‘Money Heist’ season 4 jumped the shark: All the reasons why
Netflix’s La Casa de Papel (or Money Heist, depending how far you’ve progressed in your Spanish Duolingo lessons) is a global phenomenon that took the world by storm when it first appeared. It is a tightly wound, good ol’fashioned bank heist of a show, and the first two seasons were a perfect bookend to the other.
Then it was rightfully recognized as a global sensation, and studio executives pushed to expand the limited series into something longer, throwing money at the show in the hope it would all make sense later.
While the original 22 episodes followed one concentrated event that took years of planning (both for the show creators, and the characters in the series), the third and fourth seasons are a vague mess of government threats and kidnapping and plotting things in an Italian monastery.
Netflix renewed Money Heist with a notable budget for 16 new episodes, while a fifth and sixth season are already in the works (although that will be delayed due to the outbreak of COVID-19).
While we obviously want to see where things go from here, we can’t ignore the sloppy hot mess this series has become, compared with the fun hot mess it was earlier.
What exactly is the plan here?
The issue with the more recent seasons is that it has relied on recycling the plot of its earlier iterations. Money Heist has performed some mental gymnastics to justify its attack on the Bank of Spain.
Rio’s (Miguel Herrán) kidnapping was a fresh twist on the story, and it was interesting for the audience to think about: just because these people performed a successful bank heist does not mean they will ever truly be safe, they just painted a target on their backs worth 2.4 billion Euros.
However, instead of exploring the transition from an anonymous crime to living as marked men, the show gives up and sends everyone into the Bank of Spain on another heist.
The result is both predictable and ridiculous. Money Heist even finds ways to drag in some of our favorite villains like Arturo Román (Enrique Arce) for no other reason than he is fun to hate.
Give us a new villain!
Hostage negotiator Alicia Sierra (Najwa Nimri) was the one breath of fresh air to come out of the third season. She was also a fun twist on the relationship between Raquel Murillo (Itziar Ituño) and El Profesor (Álvaro Morte) from the earlier seasons.
However, with her discovery of El Profesor’s hiding spot by the end of the fourth season, we’re worried she’s going to join the team and lose all of her villain energy.
Nobody wants to spend this much time in a monastery, not even monks
The time jumps are just a tool for more flashbacks featuring Berlin (Pedro Alonso). He is dead! Move on to the living characters!
Speaking of which . . .
Stop killing our beautiful, talented, amazing, fantastic, incredible, dynamic, favorite characters
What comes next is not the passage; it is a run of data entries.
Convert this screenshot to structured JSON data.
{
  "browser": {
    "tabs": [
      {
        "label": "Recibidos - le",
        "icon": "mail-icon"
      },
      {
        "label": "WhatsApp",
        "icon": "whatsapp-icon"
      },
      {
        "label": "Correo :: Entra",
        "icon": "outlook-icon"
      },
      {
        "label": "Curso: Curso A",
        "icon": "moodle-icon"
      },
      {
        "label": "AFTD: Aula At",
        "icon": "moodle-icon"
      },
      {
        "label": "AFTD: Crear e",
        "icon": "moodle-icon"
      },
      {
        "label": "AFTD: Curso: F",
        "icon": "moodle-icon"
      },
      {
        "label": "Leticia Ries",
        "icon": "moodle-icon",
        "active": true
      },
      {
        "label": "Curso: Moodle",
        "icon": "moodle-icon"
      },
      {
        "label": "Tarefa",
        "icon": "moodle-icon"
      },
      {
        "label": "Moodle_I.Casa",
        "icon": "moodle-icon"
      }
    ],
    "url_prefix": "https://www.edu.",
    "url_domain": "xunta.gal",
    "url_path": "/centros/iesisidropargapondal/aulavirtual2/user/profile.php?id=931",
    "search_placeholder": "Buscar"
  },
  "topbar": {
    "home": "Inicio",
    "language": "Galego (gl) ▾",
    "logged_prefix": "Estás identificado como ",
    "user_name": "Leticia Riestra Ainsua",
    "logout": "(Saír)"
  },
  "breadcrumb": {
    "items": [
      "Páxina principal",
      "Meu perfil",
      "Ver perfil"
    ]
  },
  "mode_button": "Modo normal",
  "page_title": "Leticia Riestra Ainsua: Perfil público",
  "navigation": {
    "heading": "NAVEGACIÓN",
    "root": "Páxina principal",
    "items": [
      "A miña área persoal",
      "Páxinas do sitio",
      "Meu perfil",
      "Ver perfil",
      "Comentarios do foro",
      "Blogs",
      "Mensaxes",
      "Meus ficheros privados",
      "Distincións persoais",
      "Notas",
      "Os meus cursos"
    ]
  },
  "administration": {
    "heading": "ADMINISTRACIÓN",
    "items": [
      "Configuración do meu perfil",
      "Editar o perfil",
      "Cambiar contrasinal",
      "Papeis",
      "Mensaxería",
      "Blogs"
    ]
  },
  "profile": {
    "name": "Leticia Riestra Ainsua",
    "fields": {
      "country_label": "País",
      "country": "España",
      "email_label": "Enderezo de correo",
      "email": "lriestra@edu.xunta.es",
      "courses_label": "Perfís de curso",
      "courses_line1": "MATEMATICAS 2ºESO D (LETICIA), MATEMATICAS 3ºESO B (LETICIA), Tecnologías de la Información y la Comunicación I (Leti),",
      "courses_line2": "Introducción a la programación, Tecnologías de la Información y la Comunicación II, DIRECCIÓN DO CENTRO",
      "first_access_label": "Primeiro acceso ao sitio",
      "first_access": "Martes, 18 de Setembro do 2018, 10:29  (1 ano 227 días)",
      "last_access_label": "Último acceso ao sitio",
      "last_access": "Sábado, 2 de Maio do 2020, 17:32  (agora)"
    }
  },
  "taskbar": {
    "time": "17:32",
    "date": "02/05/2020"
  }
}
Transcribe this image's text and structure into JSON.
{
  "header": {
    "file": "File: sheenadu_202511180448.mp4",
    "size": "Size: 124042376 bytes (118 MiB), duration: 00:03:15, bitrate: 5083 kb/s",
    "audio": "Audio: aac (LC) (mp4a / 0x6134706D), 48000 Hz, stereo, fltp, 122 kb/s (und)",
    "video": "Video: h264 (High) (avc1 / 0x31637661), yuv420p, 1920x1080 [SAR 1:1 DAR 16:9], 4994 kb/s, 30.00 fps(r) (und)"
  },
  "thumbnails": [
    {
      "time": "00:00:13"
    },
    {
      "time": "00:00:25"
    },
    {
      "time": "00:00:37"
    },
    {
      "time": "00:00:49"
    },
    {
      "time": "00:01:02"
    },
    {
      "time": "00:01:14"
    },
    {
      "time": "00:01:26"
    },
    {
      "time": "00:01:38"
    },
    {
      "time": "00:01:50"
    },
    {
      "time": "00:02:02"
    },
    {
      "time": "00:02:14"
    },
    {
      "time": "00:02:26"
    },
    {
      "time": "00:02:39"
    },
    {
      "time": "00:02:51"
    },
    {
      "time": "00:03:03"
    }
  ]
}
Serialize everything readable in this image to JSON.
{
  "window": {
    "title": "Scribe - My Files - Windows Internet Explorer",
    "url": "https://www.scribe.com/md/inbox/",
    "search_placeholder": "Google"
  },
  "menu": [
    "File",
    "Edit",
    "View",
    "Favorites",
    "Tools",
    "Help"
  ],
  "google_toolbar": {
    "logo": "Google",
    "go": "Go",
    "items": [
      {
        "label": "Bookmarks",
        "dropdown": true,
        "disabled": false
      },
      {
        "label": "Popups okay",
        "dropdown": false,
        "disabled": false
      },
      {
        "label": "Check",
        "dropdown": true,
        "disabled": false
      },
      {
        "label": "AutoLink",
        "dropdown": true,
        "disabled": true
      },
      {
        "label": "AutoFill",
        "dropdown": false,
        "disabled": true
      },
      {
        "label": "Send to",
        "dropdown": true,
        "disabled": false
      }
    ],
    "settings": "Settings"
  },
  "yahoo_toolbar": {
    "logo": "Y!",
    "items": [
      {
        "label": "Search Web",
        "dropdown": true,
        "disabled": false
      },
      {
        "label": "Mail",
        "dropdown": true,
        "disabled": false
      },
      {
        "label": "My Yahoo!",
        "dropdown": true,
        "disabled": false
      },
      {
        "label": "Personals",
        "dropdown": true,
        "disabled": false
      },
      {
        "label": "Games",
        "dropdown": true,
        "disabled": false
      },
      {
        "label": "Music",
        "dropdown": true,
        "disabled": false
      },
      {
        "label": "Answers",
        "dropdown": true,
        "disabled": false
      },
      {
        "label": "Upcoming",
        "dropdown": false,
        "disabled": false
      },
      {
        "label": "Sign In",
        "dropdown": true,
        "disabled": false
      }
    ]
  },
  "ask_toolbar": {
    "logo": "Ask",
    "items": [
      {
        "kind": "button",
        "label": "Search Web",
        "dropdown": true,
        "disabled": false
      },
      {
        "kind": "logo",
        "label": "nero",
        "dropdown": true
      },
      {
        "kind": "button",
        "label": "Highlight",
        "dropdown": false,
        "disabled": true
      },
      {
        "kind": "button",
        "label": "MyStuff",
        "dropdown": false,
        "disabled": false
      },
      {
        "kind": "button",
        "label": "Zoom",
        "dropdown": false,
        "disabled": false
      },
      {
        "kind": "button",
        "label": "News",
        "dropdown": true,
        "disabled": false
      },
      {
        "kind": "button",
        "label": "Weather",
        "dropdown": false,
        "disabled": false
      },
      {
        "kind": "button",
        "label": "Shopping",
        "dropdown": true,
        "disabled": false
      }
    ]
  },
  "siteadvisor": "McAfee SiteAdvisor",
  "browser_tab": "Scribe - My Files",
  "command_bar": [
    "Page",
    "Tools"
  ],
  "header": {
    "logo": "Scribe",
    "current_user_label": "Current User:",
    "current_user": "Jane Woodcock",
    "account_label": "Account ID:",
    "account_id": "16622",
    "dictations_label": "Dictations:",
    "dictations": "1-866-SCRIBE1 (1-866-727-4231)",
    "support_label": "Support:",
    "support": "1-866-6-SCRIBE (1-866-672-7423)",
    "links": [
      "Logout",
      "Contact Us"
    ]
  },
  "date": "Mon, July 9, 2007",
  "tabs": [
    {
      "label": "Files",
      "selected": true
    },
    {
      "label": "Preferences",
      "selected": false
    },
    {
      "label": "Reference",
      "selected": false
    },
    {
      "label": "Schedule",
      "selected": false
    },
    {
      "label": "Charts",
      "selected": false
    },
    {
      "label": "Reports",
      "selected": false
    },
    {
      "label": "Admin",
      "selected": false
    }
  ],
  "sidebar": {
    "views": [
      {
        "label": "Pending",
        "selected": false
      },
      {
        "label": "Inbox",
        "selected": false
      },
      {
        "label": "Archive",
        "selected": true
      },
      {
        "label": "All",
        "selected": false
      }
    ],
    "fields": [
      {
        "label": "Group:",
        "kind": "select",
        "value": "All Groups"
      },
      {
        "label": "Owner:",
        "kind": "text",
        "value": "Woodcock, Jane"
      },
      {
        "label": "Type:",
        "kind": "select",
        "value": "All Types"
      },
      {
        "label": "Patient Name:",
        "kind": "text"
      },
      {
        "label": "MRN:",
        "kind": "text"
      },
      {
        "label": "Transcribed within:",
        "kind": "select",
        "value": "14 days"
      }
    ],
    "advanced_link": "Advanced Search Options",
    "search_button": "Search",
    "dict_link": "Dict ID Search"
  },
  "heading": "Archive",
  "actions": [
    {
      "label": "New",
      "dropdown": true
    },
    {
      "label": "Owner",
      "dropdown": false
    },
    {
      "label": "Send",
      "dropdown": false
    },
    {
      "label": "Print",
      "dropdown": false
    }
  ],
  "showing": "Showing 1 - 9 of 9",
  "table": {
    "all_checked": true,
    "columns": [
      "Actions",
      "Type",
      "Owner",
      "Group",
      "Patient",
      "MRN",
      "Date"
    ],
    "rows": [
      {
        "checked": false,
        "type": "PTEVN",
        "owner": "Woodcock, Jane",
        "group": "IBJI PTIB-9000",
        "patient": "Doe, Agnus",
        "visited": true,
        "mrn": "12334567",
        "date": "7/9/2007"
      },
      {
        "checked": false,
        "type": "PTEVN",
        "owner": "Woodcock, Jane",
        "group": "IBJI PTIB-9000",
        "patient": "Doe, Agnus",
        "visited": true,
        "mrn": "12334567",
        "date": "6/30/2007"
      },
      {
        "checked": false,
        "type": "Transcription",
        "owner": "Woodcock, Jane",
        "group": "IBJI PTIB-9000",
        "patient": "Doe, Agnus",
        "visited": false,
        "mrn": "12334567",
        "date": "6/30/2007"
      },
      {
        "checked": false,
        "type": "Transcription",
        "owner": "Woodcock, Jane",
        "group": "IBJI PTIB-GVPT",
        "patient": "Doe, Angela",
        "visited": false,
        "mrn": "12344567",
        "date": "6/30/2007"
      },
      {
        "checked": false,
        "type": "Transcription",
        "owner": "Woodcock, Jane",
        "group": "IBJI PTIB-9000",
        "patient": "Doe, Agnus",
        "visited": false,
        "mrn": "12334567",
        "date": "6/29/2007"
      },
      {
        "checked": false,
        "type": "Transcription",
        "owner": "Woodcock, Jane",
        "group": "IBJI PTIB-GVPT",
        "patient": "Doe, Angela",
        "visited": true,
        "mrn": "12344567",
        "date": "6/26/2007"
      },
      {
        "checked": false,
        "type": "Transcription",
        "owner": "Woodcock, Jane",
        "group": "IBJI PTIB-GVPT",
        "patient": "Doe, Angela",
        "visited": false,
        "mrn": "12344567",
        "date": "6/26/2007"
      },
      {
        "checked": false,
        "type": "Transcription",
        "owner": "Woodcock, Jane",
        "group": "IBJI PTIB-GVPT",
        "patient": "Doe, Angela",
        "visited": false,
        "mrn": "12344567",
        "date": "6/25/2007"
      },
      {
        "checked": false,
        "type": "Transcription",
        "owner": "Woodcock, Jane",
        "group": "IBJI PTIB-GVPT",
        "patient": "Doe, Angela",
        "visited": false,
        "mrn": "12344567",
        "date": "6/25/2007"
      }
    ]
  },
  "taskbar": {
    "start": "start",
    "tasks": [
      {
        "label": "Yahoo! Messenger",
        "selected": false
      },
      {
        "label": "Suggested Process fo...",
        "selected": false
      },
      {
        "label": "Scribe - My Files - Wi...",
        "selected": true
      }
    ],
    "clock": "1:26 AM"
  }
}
Nairobi (Alba Flores) deserved better. And the audience deserved better than having to sit through an entire season focused on saving her only for her to die in the final episode.
Maybe logic could be applied to the heist, for once
Not to judge, but El Profesor’s plan might have gone a little more smoothly if he hadn’t hired a bunch of beautiful, temperamental criminals with automatics to carry out the bank heist.
Like, maybe hire an accountant with critical thinking skills and an aversion to violence? It might have resulted in fewer fights.
While we were willing to suspend disbelief that all of these criminals that look like models would be able to successfully get along for more than two days at a time to perform the biggest bank heist in history, it is getting a little ridiculous. The show would benefit from more talking rationally and less screaming, both for the characters and the volume setting on our TVs.